── RECORDS SUPPLIED
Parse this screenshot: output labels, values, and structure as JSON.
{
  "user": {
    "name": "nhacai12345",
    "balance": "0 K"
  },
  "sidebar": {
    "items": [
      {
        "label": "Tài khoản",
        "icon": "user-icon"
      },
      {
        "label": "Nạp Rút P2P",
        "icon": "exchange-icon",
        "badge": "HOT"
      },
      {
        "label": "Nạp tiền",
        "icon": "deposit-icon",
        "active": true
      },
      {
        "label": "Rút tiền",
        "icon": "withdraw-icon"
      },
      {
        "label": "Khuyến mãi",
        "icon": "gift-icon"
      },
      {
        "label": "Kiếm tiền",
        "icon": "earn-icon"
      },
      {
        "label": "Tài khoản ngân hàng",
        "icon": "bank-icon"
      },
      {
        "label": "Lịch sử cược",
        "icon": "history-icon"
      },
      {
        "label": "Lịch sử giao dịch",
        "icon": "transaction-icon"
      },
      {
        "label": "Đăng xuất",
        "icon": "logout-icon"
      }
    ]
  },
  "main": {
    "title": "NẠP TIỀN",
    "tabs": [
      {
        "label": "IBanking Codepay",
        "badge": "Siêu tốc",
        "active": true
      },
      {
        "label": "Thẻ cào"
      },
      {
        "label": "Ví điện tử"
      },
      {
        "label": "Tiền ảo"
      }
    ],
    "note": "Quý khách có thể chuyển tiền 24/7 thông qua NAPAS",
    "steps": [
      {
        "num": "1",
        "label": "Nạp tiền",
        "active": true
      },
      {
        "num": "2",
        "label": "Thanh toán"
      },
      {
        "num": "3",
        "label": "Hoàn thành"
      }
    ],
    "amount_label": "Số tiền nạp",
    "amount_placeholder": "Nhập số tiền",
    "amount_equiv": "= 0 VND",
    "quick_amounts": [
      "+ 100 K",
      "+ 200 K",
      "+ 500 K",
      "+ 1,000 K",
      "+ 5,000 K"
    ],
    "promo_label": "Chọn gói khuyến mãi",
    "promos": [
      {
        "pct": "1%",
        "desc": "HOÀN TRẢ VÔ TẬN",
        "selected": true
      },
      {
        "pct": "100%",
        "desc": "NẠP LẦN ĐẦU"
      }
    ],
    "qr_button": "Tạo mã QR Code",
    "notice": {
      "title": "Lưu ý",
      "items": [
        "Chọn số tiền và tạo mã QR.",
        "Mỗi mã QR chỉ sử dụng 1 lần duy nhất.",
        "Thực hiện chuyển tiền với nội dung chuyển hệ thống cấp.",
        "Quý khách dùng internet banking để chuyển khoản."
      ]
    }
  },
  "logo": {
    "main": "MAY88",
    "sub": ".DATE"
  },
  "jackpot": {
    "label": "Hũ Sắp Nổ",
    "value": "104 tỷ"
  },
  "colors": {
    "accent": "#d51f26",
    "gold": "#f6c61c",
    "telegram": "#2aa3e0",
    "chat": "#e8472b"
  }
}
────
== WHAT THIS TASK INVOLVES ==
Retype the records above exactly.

== EXERCISE RESPONSE ==
Parse this screenshot: output labels, values, and structure as JSON.
{
  "user": {
    "name": "nhacai12345",
    "balance": "0 K"
  },
  "sidebar": {
    "items": [
      {
        "label": "Tài khoản",
        "icon": "user-icon"
      },
      {
        "label": "Nạp Rút P2P",
        "icon": "exchange-icon",
        "badge": "HOT"
      },
      {
        "label": "Nạp tiền",
        "icon": "deposit-icon",
        "active": true
      },
      {
        "label": "Rút tiền",
        "icon": "withdraw-icon"
      },
      {
        "label": "Khuyến mãi",
        "icon": "gift-icon"
      },
      {
        "label": "Kiếm tiền",
        "icon": "earn-icon"
      },
      {
        "label": "Tài khoản ngân hàng",
        "icon": "bank-icon"
      },
      {
        "label": "Lịch sử cược",
        "icon": "history-icon"
      },
      {
        "label": "Lịch sử giao dịch",
        "icon": "transaction-icon"
      },
      {
        "label": "Đăng xuất",
        "icon": "logout-icon"
      }
    ]
  },
  "main": {
    "title": "NẠP TIỀN",
    "tabs": [
      {
        "label": "IBanking Codepay",
        "badge": "Siêu tốc",
        "active": true
      },
      {
        "label": "Thẻ cào"
      },
      {
        "label": "Ví điện tử"
      },
      {
        "label": "Tiền ảo"
      }
    ],
    "note": "Quý khách có thể chuyển tiền 24/7 thông qua NAPAS",
    "steps": [
      {
        "num": "1",
        "label": "Nạp tiền",
        "active": true
      },
      {
        "num": "2",
        "label": "Thanh toán"
      },
      {
        "num": "3",
        "label": "Hoàn thành"
      }
    ],
    "amount_label": "Số tiền nạp",
    "amount_placeholder": "Nhập số tiền",
    "amount_equiv": "= 0 VND",
    "quick_amounts": [
      "+ 100 K",
      "+ 200 K",
      "+ 500 K",
      "+ 1,000 K",
      "+ 5,000 K"
    ],
    "promo_label": "Chọn gói khuyến mãi",
    "promos": [
      {
        "pct": "1%",
        "desc": "HOÀN TRẢ VÔ TẬN",
        "selected": true
      },
      {
        "pct": "100%",
        "desc": "NẠP LẦN ĐẦU"
      }
    ],
    "qr_button": "Tạo mã QR Code",
    "notice": {
      "title": "Lưu ý",
      "items": [
        "Chọn số tiền và tạo mã QR.",
        "Mỗi mã QR chỉ sử dụng 1 lần duy nhất.",
        "Thực hiện chuyển tiền với nội dung chuyển hệ thống cấp.",
        "Quý khách dùng internet banking để chuyển khoản."
      ]
    }
  },
  "logo": {
    "main": "MAY88",
    "sub": ".DATE"
  },
  "jackpot": {
    "label": "Hũ Sắp Nổ",
    "value": "104 tỷ"
  },
  "colors": {
    "accent": "#d51f26",
    "gold": "#f6c61c",
    "telegram": "#2aa3e0",
    "chat": "#e8472b"
  }
}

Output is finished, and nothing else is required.